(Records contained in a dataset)

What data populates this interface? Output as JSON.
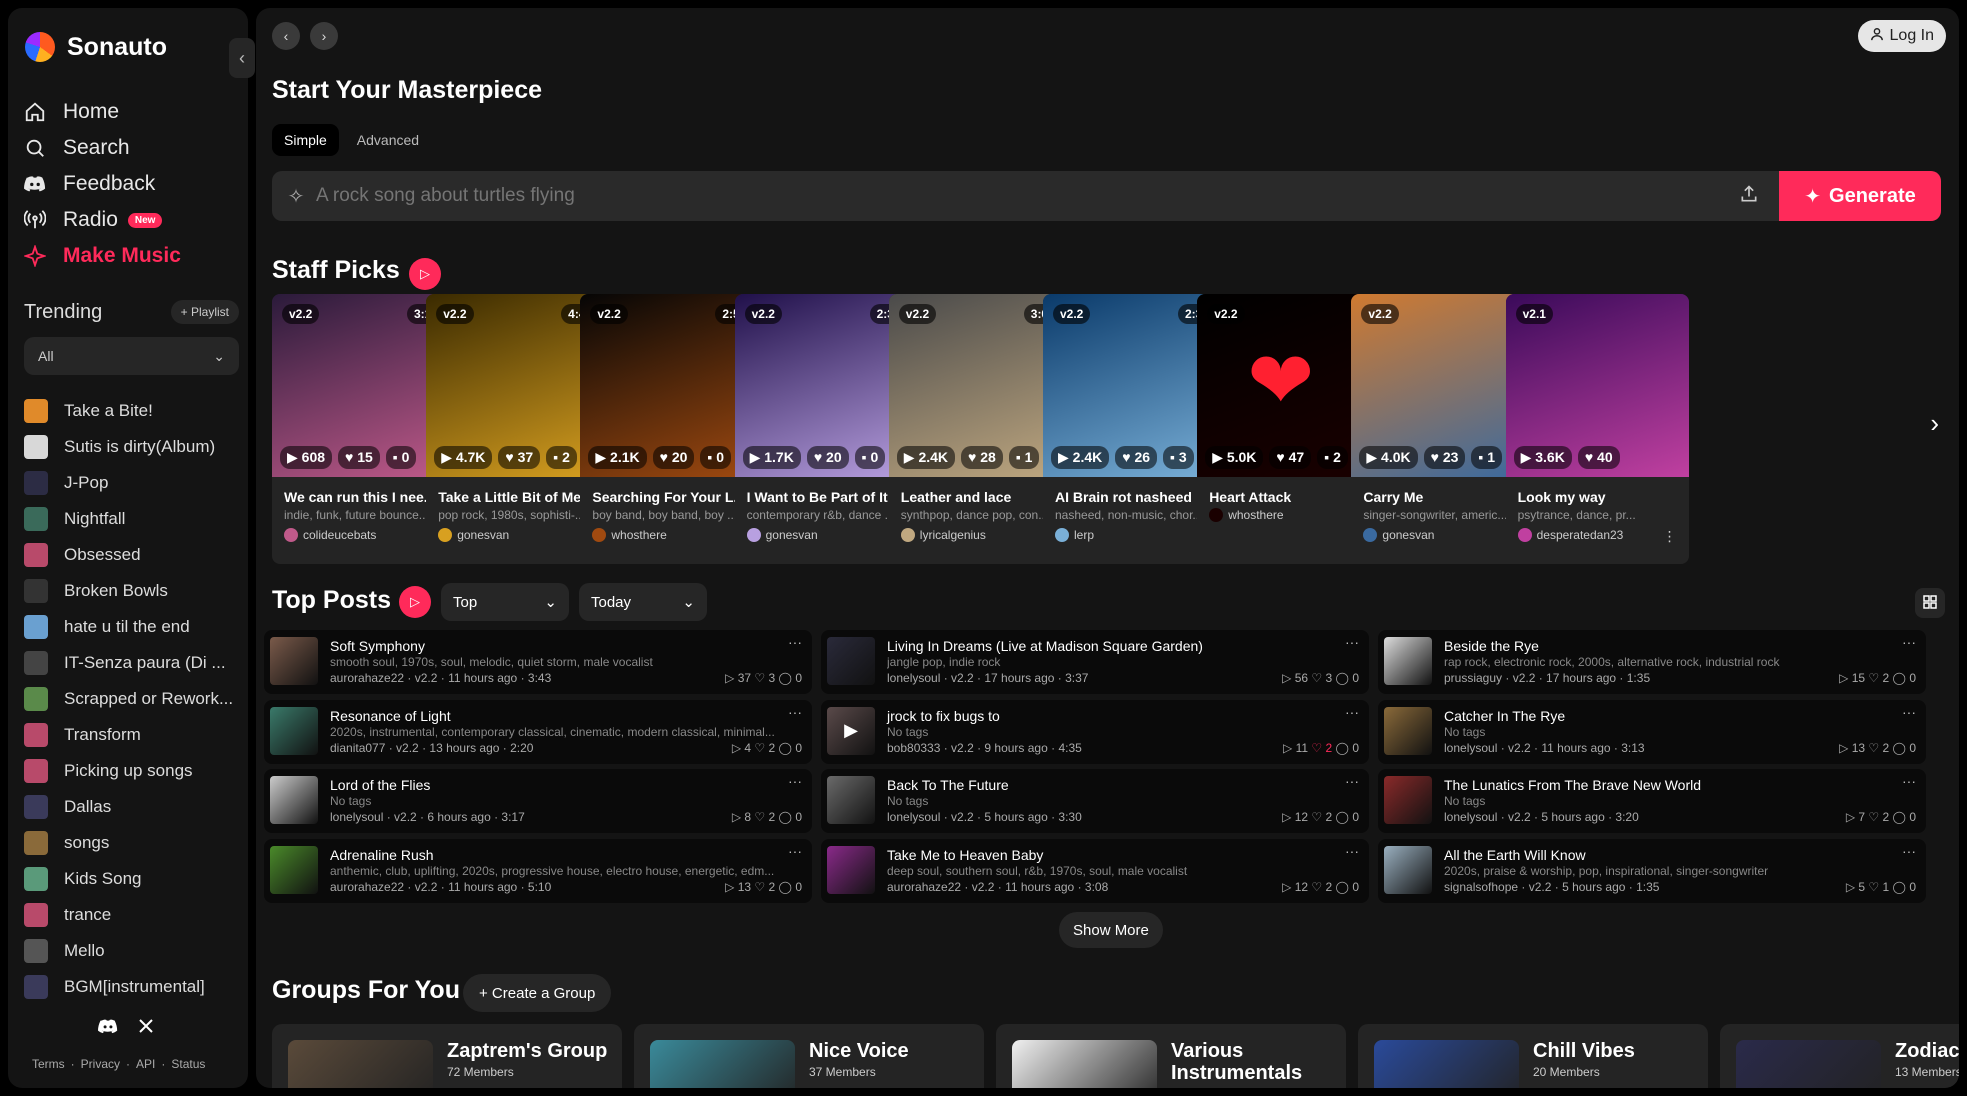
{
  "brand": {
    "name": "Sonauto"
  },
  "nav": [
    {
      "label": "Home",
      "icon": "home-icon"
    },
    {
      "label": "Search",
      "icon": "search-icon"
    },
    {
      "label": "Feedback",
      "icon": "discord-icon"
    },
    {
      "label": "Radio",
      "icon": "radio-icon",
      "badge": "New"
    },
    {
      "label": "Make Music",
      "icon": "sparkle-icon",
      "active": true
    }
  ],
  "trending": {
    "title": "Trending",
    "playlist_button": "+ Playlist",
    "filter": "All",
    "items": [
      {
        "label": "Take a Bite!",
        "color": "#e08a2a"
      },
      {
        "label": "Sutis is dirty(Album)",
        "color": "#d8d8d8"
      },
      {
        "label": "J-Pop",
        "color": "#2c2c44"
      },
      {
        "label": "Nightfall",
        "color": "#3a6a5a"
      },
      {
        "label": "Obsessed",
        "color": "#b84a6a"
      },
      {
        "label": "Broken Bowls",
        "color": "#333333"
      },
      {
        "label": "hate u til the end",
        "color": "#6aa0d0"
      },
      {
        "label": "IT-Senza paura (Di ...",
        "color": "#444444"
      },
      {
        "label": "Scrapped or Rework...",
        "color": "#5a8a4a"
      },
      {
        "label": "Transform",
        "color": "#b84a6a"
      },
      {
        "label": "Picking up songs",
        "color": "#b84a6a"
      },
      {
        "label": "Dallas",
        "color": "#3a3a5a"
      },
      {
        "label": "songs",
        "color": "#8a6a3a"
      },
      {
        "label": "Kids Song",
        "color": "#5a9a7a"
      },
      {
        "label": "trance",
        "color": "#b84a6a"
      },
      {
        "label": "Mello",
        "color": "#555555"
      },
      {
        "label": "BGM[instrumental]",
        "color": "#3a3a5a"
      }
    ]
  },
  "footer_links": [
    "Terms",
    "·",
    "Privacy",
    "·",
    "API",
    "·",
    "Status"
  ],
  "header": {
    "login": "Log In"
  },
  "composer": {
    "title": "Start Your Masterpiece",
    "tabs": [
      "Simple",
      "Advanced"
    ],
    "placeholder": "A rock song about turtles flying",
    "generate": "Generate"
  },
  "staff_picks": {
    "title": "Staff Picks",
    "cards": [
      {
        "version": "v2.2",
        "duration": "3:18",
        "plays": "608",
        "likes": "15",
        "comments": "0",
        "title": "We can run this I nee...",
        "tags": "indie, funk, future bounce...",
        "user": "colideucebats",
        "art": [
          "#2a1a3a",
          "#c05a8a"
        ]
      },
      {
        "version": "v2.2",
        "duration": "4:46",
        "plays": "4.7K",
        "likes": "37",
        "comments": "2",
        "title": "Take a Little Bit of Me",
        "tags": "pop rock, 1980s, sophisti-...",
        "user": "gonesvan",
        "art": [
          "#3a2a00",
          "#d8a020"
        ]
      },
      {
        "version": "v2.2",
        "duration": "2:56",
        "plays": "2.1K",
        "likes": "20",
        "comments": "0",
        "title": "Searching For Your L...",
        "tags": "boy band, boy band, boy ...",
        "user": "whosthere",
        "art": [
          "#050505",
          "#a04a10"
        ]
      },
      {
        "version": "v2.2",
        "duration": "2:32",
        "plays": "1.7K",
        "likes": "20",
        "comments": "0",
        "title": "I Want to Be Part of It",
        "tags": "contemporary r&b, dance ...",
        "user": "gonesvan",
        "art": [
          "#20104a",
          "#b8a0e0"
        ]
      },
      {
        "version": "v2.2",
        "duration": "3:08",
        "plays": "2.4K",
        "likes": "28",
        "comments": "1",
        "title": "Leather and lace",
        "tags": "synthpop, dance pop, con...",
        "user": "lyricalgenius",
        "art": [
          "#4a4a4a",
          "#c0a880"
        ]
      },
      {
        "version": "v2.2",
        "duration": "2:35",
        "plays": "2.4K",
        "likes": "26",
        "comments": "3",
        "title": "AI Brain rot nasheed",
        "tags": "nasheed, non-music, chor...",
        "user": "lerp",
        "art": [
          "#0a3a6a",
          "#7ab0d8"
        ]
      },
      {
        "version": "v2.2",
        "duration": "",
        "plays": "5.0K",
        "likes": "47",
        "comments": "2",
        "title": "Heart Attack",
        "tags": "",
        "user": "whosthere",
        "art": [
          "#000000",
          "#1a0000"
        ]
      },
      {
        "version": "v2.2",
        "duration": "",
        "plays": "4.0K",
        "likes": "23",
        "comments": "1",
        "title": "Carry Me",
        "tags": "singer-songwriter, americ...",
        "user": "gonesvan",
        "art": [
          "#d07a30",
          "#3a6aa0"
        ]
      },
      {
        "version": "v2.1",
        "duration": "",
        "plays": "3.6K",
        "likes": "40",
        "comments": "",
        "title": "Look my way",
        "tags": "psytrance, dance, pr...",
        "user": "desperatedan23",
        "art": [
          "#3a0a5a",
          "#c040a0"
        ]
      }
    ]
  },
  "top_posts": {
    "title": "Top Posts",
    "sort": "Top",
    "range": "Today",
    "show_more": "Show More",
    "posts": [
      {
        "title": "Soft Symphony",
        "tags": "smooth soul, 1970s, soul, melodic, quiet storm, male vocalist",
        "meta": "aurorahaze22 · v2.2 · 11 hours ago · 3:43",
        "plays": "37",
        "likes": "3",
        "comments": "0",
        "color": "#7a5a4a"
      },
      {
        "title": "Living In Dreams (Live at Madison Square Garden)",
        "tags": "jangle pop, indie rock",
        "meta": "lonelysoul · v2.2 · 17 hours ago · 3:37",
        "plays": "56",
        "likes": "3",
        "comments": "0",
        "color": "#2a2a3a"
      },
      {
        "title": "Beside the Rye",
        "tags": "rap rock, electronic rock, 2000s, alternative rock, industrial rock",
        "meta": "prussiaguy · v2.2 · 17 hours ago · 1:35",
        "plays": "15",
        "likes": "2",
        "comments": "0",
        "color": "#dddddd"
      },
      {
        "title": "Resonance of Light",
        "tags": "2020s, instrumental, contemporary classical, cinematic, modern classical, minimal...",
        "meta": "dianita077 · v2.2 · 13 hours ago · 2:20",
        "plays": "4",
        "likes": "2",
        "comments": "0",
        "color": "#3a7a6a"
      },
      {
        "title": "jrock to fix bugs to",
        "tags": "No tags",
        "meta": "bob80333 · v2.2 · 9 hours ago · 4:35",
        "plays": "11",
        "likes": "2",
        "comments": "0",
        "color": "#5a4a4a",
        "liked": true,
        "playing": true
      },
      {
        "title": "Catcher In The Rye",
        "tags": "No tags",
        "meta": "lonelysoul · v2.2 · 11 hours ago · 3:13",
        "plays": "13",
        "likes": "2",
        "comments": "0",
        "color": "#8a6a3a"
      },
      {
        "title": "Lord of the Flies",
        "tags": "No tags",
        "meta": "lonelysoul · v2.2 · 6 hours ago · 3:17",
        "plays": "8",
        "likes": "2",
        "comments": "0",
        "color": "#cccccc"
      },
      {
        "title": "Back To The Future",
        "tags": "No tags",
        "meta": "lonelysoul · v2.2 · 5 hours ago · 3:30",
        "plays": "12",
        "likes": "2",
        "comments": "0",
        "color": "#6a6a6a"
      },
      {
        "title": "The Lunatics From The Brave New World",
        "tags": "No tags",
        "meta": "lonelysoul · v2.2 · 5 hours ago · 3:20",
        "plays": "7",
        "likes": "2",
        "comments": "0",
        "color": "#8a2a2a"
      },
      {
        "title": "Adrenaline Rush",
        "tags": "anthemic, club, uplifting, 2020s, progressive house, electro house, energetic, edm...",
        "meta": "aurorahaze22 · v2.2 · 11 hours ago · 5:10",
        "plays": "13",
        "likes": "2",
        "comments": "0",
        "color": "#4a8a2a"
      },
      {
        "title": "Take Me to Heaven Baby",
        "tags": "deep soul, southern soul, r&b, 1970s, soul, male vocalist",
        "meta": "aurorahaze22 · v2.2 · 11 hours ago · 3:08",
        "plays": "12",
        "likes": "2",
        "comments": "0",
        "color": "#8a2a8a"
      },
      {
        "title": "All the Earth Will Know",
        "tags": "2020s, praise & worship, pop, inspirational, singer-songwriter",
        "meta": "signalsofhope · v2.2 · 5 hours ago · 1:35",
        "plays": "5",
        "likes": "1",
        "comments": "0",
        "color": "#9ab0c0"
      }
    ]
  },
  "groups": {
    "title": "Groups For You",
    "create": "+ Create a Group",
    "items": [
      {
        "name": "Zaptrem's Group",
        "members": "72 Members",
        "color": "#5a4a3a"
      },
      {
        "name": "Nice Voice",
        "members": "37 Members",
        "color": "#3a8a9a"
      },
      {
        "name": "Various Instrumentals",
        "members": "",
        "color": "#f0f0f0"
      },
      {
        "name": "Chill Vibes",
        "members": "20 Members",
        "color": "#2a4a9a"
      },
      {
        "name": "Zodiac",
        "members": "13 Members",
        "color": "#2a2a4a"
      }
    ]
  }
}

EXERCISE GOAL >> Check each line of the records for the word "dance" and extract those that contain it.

ANSWER FOR THE TASK >>
        "tags": "contemporary r&b, dance ...",
        "tags": "synthpop, dance pop, con...",
        "tags": "psytrance, dance, pr...",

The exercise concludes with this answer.